July 27, 2011
A couple of months back, Microsoft and the Games for Learning Institute(G4LI) challenged the public with the educational holy grail:
“Can you make learning fun?”
Tiltfactor, as the team of intrepid explorers that we are, rose to the challenge, and birthed Flagellla. Flagella was Tiltfactor’s response to Microsoft and G4LI’s task: To create games that can be introduced into schools that address certain curriculum points. Flagella is a flash game that not only addresses the concept of estimation but bundles in a mini-lesson on mutation as a bonus. In that sense it reminded me of the EA game Spore that I thoroughly enjoyed a while ago, but that’s a completely different ballgame.
May 24, 2011
In a time when women are increasingly prominent in fields such as medicine, law and business, why are there so few women scientists and engineers? The situation in Science, Math, Engineering, and Technology fields has prompted a variety of investigations into how we might best attract women and girls to more technical fields, especially computer science. Today, I was on a panel at the annual NCWIT conference (National Center for Women & Information Technology) with Mitch Resnick, of the MIT Media Lab and known for the innovative programming software program Scratch, and fellow panelists: Kevin Clark and Tobi Saulnier.

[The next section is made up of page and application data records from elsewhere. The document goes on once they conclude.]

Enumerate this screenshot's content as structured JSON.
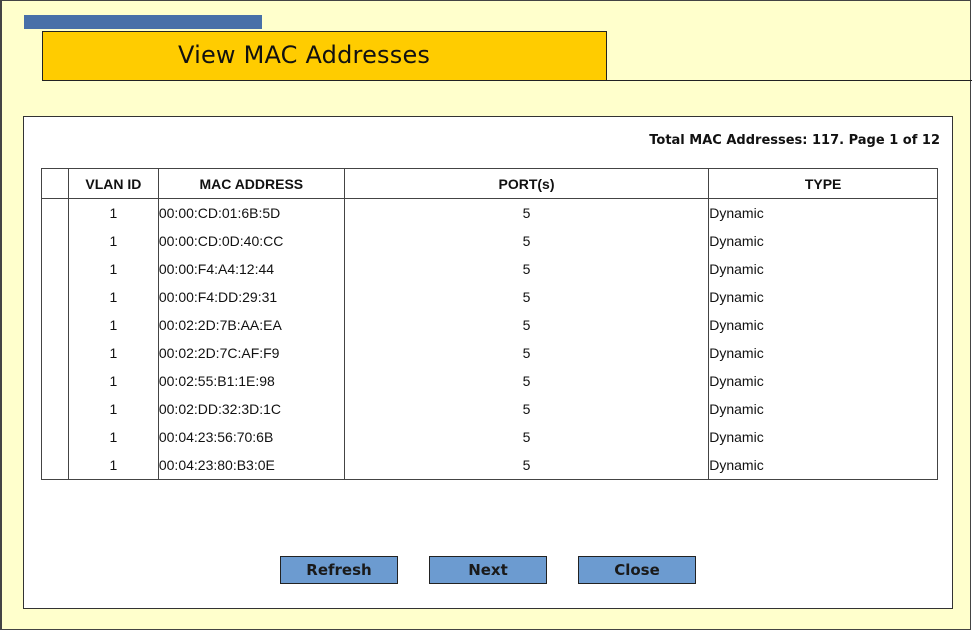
{
  "header": {
    "title": "View MAC Addresses"
  },
  "summary": {
    "total_text": "Total MAC Addresses: 117. Page 1 of 12"
  },
  "table": {
    "columns": [
      "",
      "VLAN ID",
      "MAC ADDRESS",
      "PORT(s)",
      "TYPE"
    ],
    "rows": [
      {
        "vlan": "1",
        "mac": "00:00:CD:01:6B:5D",
        "port": "5",
        "type": "Dynamic"
      },
      {
        "vlan": "1",
        "mac": "00:00:CD:0D:40:CC",
        "port": "5",
        "type": "Dynamic"
      },
      {
        "vlan": "1",
        "mac": "00:00:F4:A4:12:44",
        "port": "5",
        "type": "Dynamic"
      },
      {
        "vlan": "1",
        "mac": "00:00:F4:DD:29:31",
        "port": "5",
        "type": "Dynamic"
      },
      {
        "vlan": "1",
        "mac": "00:02:2D:7B:AA:EA",
        "port": "5",
        "type": "Dynamic"
      },
      {
        "vlan": "1",
        "mac": "00:02:2D:7C:AF:F9",
        "port": "5",
        "type": "Dynamic"
      },
      {
        "vlan": "1",
        "mac": "00:02:55:B1:1E:98",
        "port": "5",
        "type": "Dynamic"
      },
      {
        "vlan": "1",
        "mac": "00:02:DD:32:3D:1C",
        "port": "5",
        "type": "Dynamic"
      },
      {
        "vlan": "1",
        "mac": "00:04:23:56:70:6B",
        "port": "5",
        "type": "Dynamic"
      },
      {
        "vlan": "1",
        "mac": "00:04:23:80:B3:0E",
        "port": "5",
        "type": "Dynamic"
      }
    ]
  },
  "buttons": {
    "refresh": "Refresh",
    "next": "Next",
    "close": "Close"
  },
  "colors": {
    "page_background": "#ffffcc",
    "title_background": "#ffcc00",
    "title_strip": "#4870a8",
    "button_background": "#6c9bd0"
  }
}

The panel provoked an interesting discussion with the audience, and I want to continue my thoughts a bit further here.